The Sublette County Rural Health Care District (SCRHCD) Board of Trustees held a Special Meeting on Friday, January 5th in the Lovatt Room of the Pinedale Library to discuss the Critical Access Hospital (CAH). Approximately 25 members of the public attended.
Three topics were on the agenda for discussion and vote, and the meeting was limited to these three topics:
1. Deciding which site to purchase for the hospital
2. Deciding whether or not to include a clinic in the hospital construction
3. Deciding whether or not to include an ambulance building in the hospital construction
The Board considered three possible site locations. After evaluating merits of each site, the Board voted purchase the Bloomfield property as the location for the new hospital. The possible location in the Redstone subdivision south of the Sublette County Ice Arena was deemed less than optimal because of nearby residences and noise and traffic concerns. The other property being considered was a large vacant lot west of High Country Suites, north of US 191 on the west end of Pinedale. The Bloomfield location was approved by a vote of 4-1.
The Board also voted unanimously to approve moving the Pinedale Medical Clinic to the new hospital location. There was universal support for this plan, since without it, the medical staff would be located on opposite sides of Pinedale, making it difficult for medical personnel and patients to quickly travel between the Clinic and the Hospital. This was approved by a vote of 5 to 0.

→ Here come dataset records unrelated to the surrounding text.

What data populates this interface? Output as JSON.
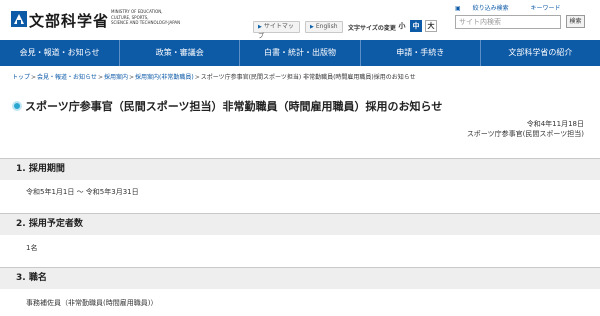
{
  "header": {
    "logo_text": "文部科学省",
    "logo_subtext": "MINISTRY OF EDUCATION,\nCULTURE, SPORTS,\nSCIENCE AND TECHNOLOGY-JAPAN",
    "sitemap_label": "サイトマップ",
    "english_label": "English",
    "font_size_label": "文字サイズの変更",
    "font_size_small": "小",
    "font_size_medium": "中",
    "font_size_large": "大",
    "search_tab_filter": "絞り込み検索",
    "search_tab_keyword": "キーワード",
    "search_placeholder": "サイト内検索",
    "search_button": "検索"
  },
  "nav": {
    "items": [
      "会見・報道・お知らせ",
      "政策・審議会",
      "白書・統計・出版物",
      "申請・手続き",
      "文部科学省の紹介"
    ]
  },
  "breadcrumb": {
    "items": [
      "トップ",
      "会見・報道・お知らせ",
      "採用案内",
      "採用案内(非常勤職員)",
      "スポーツ庁参事官(民間スポーツ担当) 非常勤職員(時間雇用職員)採用のお知らせ"
    ],
    "separator": ">"
  },
  "page": {
    "title": "スポーツ庁参事官（民間スポーツ担当）非常勤職員（時間雇用職員）採用のお知らせ",
    "date": "令和4年11月18日",
    "department": "スポーツ庁参事官(民間スポーツ担当)"
  },
  "sections": [
    {
      "heading": "1. 採用期間",
      "body": "令和5年1月1日 〜 令和5年3月31日"
    },
    {
      "heading": "2. 採用予定者数",
      "body": "1名"
    },
    {
      "heading": "3. 職名",
      "body": "事務補佐員（非常勤職員(時間雇用職員)）"
    }
  ],
  "colors": {
    "nav_background": "#0d5aa7",
    "section_background": "#eeeeee",
    "title_icon": "#2aa7d0"
  }
}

The third discussion and decision topic was what to do about the Pinedale Ambulance barn. Both the clinic and adjacent ambulance barn buildings are owned by Sublette County and leased to the SCRHCD. It was decided that it would be preferred to have the ambulance services at the new hospital site location. The Board wanted the hospital designers to try to incorporate the ambulance barn logistics when designing the building plan options. If it becomes too expensive to include with the hospital construction, that aspect would be postponed to a later time. The cost to add the ambulance barn building into the hospital complex would be about $1.7 million additional to the hospital price tag.

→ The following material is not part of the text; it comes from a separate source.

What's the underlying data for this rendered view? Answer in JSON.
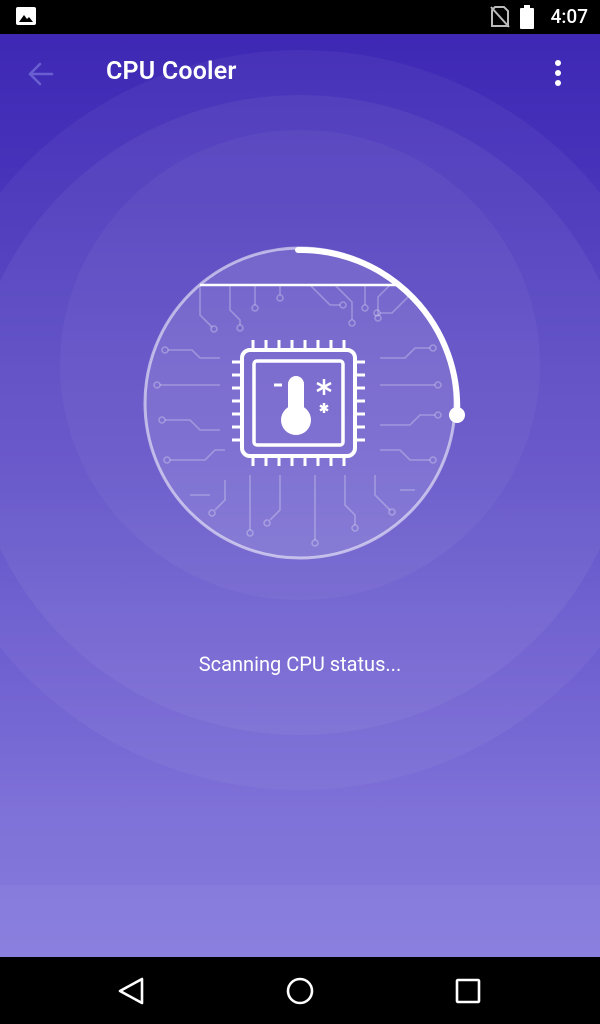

Cost to build the new hospital will be $25-$30 million plus an additional $25-$30 million in interest, for a total cost of about $60 million for taxpayers over the lifetime of the 40-year loan. This does not include annual operational or personnel costs.
The new hospital/clinic building will be owned and managed by the Sublette County Rural Health Care District and is expected to be built by 2020. It is not known at this time what will happen to the old Pinedale clinic and ambulance barn, which are owned by Sublette County and leased to the SCRHCD.
The Pinedale Clinic was built in 2008 and is ten years old. The Pinedale Ambulance barn opened in 2007. The Pinedale Medical Clinic emergency room is already considered out of date and would require something like $500,000 to update it to expected new regulations (also true for the Marbleton Clinic).
Next steps in the CAH process are to complete the Preliminary Architectural Report by January 31 and to get USDA Rural Development Loan approval.
Thank you to Bob Rule, KPIN 101.1FM Radio, and the Sublette County Rural Health Care District, for their contribution to this report.
Rural Health Care District board continues to move forward with Critical Access Hospital Pinedale Online, October 4, 2017
Pinedale Medical Clinic Construction Update Pinedale Online, May 28, 2007
Pinedale Clinic Opens Pinedale Online, January 7, 2008
Sneak preview inside the new Pinedale Medical Clinic Pinedale Online, October 3, 2007
Sand Draw Rescue Center and Ambulance Barn construction (now closed) Pinedale Online, June 1, 2007
Pinedale Ambulance Barn Pinedale Online, June 11, 2007.
WYG&F to hold open houses to discuss SW Wyoming fisheries